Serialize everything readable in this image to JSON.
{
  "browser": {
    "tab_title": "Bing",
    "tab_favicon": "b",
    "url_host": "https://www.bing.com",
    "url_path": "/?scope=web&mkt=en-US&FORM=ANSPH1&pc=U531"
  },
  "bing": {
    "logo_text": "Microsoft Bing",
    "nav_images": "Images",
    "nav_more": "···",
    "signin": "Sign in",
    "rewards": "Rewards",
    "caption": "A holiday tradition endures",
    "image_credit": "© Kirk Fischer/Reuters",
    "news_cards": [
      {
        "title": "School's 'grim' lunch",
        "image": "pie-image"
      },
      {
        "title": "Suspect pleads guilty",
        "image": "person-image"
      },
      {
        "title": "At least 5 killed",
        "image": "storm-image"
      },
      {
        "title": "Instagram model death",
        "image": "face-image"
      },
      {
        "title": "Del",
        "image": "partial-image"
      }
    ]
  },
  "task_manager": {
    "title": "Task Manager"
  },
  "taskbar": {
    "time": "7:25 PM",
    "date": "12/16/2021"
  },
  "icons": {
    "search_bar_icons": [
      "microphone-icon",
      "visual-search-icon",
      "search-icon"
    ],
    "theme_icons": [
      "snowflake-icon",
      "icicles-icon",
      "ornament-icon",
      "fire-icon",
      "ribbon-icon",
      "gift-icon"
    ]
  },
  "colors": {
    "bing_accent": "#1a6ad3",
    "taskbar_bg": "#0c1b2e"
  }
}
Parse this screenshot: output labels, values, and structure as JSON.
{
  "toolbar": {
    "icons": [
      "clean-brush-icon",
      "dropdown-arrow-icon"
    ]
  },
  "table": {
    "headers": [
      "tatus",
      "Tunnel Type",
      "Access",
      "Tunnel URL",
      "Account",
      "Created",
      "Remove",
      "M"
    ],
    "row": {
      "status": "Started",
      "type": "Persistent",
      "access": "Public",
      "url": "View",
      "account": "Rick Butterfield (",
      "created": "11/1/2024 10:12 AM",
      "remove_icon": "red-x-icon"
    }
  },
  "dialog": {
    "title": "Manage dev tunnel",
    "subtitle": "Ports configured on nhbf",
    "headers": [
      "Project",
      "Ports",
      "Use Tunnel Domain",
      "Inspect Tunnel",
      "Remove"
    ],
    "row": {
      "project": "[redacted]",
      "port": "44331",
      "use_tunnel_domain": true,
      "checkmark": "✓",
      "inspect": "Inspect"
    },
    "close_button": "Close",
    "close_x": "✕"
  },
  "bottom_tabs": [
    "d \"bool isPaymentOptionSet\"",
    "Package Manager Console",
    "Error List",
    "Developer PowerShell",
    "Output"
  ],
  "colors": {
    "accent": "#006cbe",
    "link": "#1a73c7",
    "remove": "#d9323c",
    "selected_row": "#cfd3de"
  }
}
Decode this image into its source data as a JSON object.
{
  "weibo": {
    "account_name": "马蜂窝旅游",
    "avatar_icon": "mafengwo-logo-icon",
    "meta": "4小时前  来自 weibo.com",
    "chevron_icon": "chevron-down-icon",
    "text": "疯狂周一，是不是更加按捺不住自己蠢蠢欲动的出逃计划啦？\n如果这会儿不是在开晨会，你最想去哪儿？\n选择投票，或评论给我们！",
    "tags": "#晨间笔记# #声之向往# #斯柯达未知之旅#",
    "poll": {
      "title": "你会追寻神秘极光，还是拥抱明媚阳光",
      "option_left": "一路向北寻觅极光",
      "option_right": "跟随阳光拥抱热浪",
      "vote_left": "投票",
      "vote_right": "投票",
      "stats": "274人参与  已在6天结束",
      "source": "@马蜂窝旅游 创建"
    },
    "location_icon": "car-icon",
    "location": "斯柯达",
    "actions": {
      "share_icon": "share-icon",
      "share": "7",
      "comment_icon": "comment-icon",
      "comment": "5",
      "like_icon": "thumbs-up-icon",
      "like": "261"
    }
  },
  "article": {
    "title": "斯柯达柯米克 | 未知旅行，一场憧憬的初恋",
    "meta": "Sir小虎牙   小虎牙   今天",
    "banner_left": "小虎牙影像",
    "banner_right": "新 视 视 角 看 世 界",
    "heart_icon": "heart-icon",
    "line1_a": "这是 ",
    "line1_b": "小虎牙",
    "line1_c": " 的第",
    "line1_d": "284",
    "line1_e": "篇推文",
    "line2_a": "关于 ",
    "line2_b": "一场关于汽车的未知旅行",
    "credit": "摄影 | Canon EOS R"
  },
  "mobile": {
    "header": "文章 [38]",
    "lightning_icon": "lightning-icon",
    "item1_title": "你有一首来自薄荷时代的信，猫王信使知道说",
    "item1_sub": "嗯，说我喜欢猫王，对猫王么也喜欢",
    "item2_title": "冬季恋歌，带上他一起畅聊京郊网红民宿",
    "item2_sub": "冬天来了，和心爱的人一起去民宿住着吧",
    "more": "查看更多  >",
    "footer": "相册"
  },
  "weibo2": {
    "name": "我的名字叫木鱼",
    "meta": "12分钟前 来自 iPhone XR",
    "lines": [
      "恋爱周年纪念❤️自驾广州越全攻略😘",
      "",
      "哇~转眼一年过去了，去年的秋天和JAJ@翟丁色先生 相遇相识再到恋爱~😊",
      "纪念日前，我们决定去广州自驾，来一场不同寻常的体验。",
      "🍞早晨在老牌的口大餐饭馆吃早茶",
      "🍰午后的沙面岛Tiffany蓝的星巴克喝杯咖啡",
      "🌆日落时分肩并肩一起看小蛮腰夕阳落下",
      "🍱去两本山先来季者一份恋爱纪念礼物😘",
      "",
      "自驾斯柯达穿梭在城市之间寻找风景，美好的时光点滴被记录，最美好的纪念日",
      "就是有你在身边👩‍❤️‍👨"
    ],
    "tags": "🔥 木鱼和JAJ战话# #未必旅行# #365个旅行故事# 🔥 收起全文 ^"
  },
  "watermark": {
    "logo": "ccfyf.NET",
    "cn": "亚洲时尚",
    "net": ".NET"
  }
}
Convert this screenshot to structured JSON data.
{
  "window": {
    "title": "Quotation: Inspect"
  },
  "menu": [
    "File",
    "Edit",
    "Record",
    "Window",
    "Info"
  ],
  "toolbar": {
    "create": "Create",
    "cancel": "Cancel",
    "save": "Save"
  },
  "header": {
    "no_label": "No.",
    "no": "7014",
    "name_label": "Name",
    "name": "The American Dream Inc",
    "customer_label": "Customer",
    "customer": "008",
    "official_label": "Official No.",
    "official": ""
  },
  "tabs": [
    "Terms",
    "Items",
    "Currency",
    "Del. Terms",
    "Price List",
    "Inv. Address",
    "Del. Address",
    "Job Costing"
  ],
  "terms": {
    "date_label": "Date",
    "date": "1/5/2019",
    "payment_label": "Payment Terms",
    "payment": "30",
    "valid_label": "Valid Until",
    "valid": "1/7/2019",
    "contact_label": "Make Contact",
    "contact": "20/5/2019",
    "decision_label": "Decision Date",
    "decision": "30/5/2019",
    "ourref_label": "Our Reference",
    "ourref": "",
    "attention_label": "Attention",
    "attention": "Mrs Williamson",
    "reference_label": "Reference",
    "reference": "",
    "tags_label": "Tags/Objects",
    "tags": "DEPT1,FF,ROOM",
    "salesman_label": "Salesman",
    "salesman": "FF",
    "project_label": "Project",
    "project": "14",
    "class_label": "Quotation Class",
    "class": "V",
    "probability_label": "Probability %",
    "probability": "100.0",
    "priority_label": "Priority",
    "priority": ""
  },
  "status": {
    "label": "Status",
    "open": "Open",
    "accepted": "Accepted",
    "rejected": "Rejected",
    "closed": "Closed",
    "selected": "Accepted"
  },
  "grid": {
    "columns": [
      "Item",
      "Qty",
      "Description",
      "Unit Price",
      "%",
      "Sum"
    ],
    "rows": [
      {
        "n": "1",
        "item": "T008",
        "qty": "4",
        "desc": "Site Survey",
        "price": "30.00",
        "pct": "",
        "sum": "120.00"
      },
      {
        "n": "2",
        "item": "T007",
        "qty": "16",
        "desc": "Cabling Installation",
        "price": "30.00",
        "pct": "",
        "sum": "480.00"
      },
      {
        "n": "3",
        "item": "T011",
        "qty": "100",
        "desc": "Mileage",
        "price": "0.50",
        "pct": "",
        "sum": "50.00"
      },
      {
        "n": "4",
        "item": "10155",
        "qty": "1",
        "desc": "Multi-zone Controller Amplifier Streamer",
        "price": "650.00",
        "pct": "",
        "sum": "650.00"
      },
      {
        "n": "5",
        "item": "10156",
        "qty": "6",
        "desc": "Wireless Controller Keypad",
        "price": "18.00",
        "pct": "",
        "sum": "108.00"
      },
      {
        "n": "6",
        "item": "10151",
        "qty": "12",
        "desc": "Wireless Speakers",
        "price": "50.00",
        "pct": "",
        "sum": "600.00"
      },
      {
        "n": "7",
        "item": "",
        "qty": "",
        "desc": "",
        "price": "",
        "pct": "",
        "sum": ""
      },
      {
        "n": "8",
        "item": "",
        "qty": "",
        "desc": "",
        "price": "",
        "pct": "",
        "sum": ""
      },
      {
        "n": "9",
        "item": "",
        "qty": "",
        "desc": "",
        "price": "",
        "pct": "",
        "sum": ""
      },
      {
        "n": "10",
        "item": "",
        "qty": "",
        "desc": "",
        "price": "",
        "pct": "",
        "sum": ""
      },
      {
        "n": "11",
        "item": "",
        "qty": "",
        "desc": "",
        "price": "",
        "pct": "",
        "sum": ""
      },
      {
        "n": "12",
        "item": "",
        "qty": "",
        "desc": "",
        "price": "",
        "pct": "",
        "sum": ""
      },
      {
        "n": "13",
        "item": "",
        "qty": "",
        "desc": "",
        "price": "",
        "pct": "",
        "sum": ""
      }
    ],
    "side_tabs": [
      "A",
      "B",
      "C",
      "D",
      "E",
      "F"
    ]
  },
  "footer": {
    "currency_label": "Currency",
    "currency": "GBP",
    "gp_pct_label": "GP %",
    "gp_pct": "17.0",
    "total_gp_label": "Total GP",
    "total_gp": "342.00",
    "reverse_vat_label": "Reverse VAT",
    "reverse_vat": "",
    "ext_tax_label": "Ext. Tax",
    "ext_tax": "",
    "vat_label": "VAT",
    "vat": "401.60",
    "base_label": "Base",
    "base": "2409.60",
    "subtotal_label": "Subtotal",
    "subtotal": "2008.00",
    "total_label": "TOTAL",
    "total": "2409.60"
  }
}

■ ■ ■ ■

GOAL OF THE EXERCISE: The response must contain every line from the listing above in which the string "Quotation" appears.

SOLUTION TO THIS PROBLEM:
    "title": "Quotation: Inspect"
    "class_label": "Quotation Class",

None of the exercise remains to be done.